[Stored data entries]
_ _ _ _
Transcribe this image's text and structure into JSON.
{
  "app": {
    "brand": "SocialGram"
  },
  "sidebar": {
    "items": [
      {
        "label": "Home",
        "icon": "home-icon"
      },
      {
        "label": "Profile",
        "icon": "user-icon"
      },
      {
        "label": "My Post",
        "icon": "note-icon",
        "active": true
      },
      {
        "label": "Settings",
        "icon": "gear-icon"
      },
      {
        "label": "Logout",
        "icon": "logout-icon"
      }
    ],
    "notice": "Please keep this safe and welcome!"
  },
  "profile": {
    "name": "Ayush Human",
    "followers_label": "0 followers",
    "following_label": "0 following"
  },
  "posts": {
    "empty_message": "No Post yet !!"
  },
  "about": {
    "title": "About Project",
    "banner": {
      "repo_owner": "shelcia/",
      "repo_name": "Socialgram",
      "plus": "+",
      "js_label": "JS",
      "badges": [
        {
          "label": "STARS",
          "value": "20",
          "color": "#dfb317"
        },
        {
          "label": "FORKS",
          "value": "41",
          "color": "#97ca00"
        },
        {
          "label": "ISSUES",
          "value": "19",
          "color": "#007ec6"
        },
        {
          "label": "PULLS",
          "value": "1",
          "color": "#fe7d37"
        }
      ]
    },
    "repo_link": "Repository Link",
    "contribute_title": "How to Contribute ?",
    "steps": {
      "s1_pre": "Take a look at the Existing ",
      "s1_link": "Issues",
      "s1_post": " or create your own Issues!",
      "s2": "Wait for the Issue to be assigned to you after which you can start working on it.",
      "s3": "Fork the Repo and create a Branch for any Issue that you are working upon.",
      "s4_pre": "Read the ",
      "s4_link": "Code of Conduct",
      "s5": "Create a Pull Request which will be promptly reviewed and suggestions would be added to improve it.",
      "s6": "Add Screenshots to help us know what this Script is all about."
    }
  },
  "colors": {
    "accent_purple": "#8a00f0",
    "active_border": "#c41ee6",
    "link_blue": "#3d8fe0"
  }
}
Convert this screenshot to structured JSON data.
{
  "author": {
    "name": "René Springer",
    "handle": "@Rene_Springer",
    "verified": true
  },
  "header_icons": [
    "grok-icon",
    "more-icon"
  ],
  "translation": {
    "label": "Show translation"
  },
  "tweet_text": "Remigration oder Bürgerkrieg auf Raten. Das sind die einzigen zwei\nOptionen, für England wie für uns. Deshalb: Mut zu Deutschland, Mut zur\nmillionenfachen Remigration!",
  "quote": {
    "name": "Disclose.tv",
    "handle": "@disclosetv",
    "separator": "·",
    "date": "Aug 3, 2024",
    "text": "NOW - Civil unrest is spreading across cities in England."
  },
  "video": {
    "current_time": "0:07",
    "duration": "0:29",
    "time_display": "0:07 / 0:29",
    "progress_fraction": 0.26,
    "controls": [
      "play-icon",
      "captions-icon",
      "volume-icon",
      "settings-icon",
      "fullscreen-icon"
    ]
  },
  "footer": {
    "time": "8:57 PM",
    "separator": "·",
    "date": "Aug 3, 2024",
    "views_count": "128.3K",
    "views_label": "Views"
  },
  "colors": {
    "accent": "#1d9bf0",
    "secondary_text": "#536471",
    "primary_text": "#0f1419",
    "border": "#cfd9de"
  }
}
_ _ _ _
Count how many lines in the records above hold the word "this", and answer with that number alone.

> _Answer space_
4